If you still don’t understand all the guidelines in the Publication Manual or all the rules we’ve talked about in this blog, worry not because Homework Help Australia is here for you. If you’ve been assigned a big research project and were told it needs to follow the APA style format, you can simply assign this to one of our professional writers who knows the APA format by heart.

Whatever writing needs for whatever level you might have, be it in high school, college, or even post-grad, you can always count on Homework Help Australia’s team! The APA style format can be used for research papers, term papers, theses, case studies, and generally any type of academic writing. All of which, our team here at Homework Help Australia, more than equipped to help you with.
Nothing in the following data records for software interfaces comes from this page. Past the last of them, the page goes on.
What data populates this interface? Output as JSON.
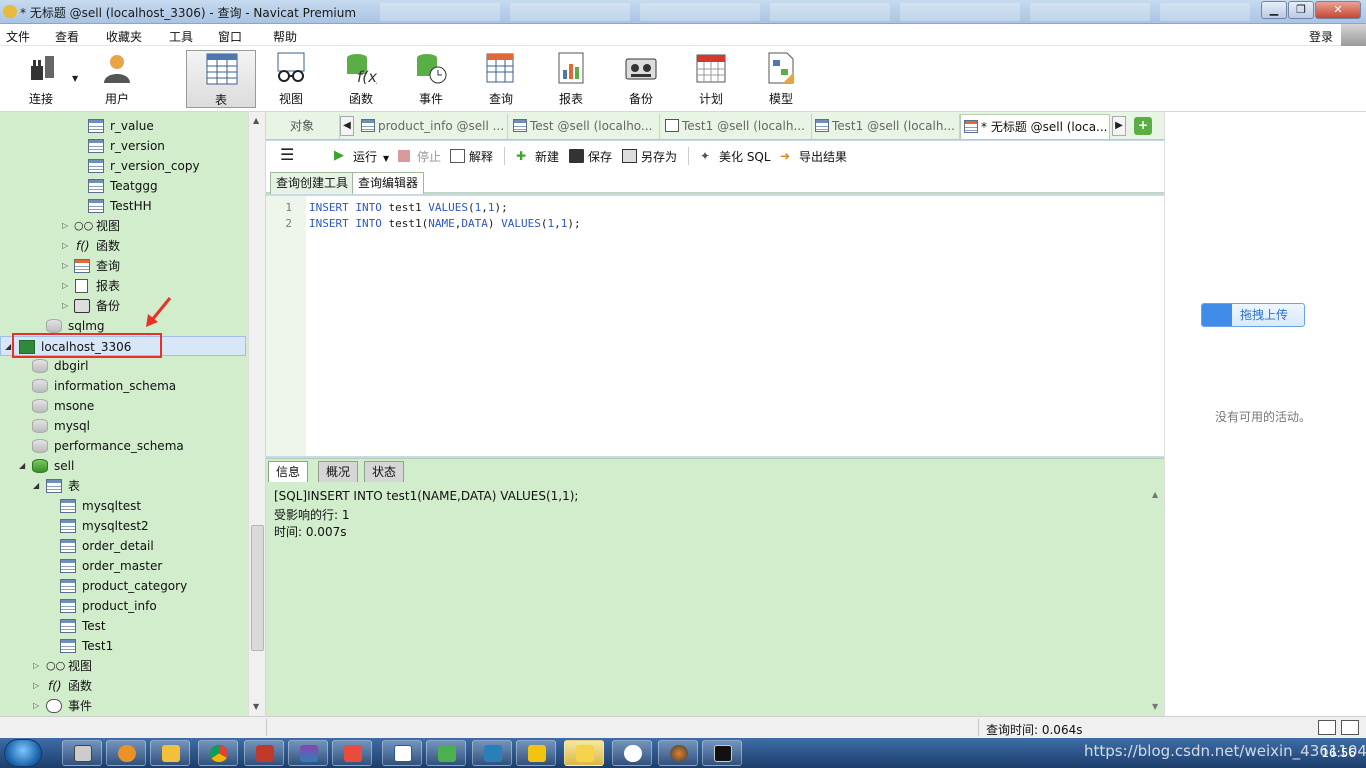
{
  "window": {
    "title": "* 无标题 @sell (localhost_3306) - 查询 - Navicat Premium",
    "btn_min": "▁",
    "btn_max": "❐",
    "btn_close": "✕"
  },
  "menubar": {
    "items": [
      "文件",
      "查看",
      "收藏夹",
      "工具",
      "窗口",
      "帮助"
    ],
    "login": "登录"
  },
  "toolbar": {
    "tools": [
      {
        "label": "连接",
        "icon": "plug-icon"
      },
      {
        "label": "用户",
        "icon": "user-icon"
      },
      {
        "label": "表",
        "icon": "table-icon",
        "active": true
      },
      {
        "label": "视图",
        "icon": "view-glasses-icon"
      },
      {
        "label": "函数",
        "icon": "function-icon"
      },
      {
        "label": "事件",
        "icon": "event-icon"
      },
      {
        "label": "查询",
        "icon": "query-icon"
      },
      {
        "label": "报表",
        "icon": "report-icon"
      },
      {
        "label": "备份",
        "icon": "backup-icon"
      },
      {
        "label": "计划",
        "icon": "schedule-icon"
      },
      {
        "label": "模型",
        "icon": "model-icon"
      }
    ]
  },
  "tree": {
    "nodes": [
      {
        "label": "r_value",
        "type": "table"
      },
      {
        "label": "r_version",
        "type": "table"
      },
      {
        "label": "r_version_copy",
        "type": "table"
      },
      {
        "label": "Teatggg",
        "type": "table"
      },
      {
        "label": "TestHH",
        "type": "table"
      },
      {
        "label": "视图",
        "type": "view"
      },
      {
        "label": "函数",
        "type": "func"
      },
      {
        "label": "查询",
        "type": "query"
      },
      {
        "label": "报表",
        "type": "report"
      },
      {
        "label": "备份",
        "type": "backup"
      },
      {
        "label": "sqlmg",
        "type": "db"
      },
      {
        "label": "localhost_3306",
        "type": "conn"
      },
      {
        "label": "dbgirl",
        "type": "db"
      },
      {
        "label": "information_schema",
        "type": "db"
      },
      {
        "label": "msone",
        "type": "db"
      },
      {
        "label": "mysql",
        "type": "db"
      },
      {
        "label": "performance_schema",
        "type": "db"
      },
      {
        "label": "sell",
        "type": "dbopen"
      },
      {
        "label": "表",
        "type": "tables"
      },
      {
        "label": "mysqltest",
        "type": "table"
      },
      {
        "label": "mysqltest2",
        "type": "table"
      },
      {
        "label": "order_detail",
        "type": "table"
      },
      {
        "label": "order_master",
        "type": "table"
      },
      {
        "label": "product_category",
        "type": "table"
      },
      {
        "label": "product_info",
        "type": "table"
      },
      {
        "label": "Test",
        "type": "table"
      },
      {
        "label": "Test1",
        "type": "table"
      },
      {
        "label": "视图",
        "type": "view"
      },
      {
        "label": "函数",
        "type": "func"
      },
      {
        "label": "事件",
        "type": "event"
      }
    ]
  },
  "tabs": {
    "objects": "对象",
    "items": [
      "product_info @sell ...",
      "Test @sell (localho...",
      "Test1 @sell (localh...",
      "Test1 @sell (localh...",
      "* 无标题 @sell (loca..."
    ]
  },
  "query_toolbar": {
    "run": "运行",
    "stop": "停止",
    "explain": "解释",
    "new": "新建",
    "save": "保存",
    "save_as": "另存为",
    "beautify": "美化 SQL",
    "export": "导出结果"
  },
  "sub_tabs": [
    "查询创建工具",
    "查询编辑器"
  ],
  "editor": {
    "lines": [
      {
        "no": "1",
        "parts": [
          [
            "kw",
            "INSERT"
          ],
          [
            "t",
            " "
          ],
          [
            "kw",
            "INTO"
          ],
          [
            "t",
            " test1 "
          ],
          [
            "kw",
            "VALUES"
          ],
          [
            "t",
            "("
          ],
          [
            "num",
            "1"
          ],
          [
            "t",
            ","
          ],
          [
            "num",
            "1"
          ],
          [
            "t",
            ");"
          ]
        ]
      },
      {
        "no": "2",
        "parts": [
          [
            "kw",
            "INSERT"
          ],
          [
            "t",
            " "
          ],
          [
            "kw",
            "INTO"
          ],
          [
            "t",
            " test1("
          ],
          [
            "kw",
            "NAME"
          ],
          [
            "t",
            ","
          ],
          [
            "kw",
            "DATA"
          ],
          [
            "t",
            ") "
          ],
          [
            "kw",
            "VALUES"
          ],
          [
            "t",
            "("
          ],
          [
            "num",
            "1"
          ],
          [
            "t",
            ","
          ],
          [
            "num",
            "1"
          ],
          [
            "t",
            ");"
          ]
        ]
      }
    ]
  },
  "bottom_tabs": [
    "信息",
    "概况",
    "状态"
  ],
  "info": {
    "lines": [
      "[SQL]INSERT INTO test1(NAME,DATA) VALUES(1,1);",
      "受影响的行: 1",
      "时间: 0.007s"
    ]
  },
  "right": {
    "upload": "拖拽上传",
    "no_activity": "没有可用的活动。"
  },
  "status": {
    "query_time": "查询时间: 0.064s"
  },
  "taskbar": {
    "clock": "16:56"
  },
  "watermark": "https://blog.csdn.net/weixin_43611048",
  "colors": {
    "tree_bg": "#d1edcc",
    "keyword": "#2f56c8",
    "highlight_box": "#e8312a"
  }
}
For even more information on how to properly APA format your paper, read our past blog on How To APA Format Anything. On the other hand, you can also save yourself the trouble of learning all these guidelines and learn directly from a professional writer. Get your free quote from Homework Help Australia today.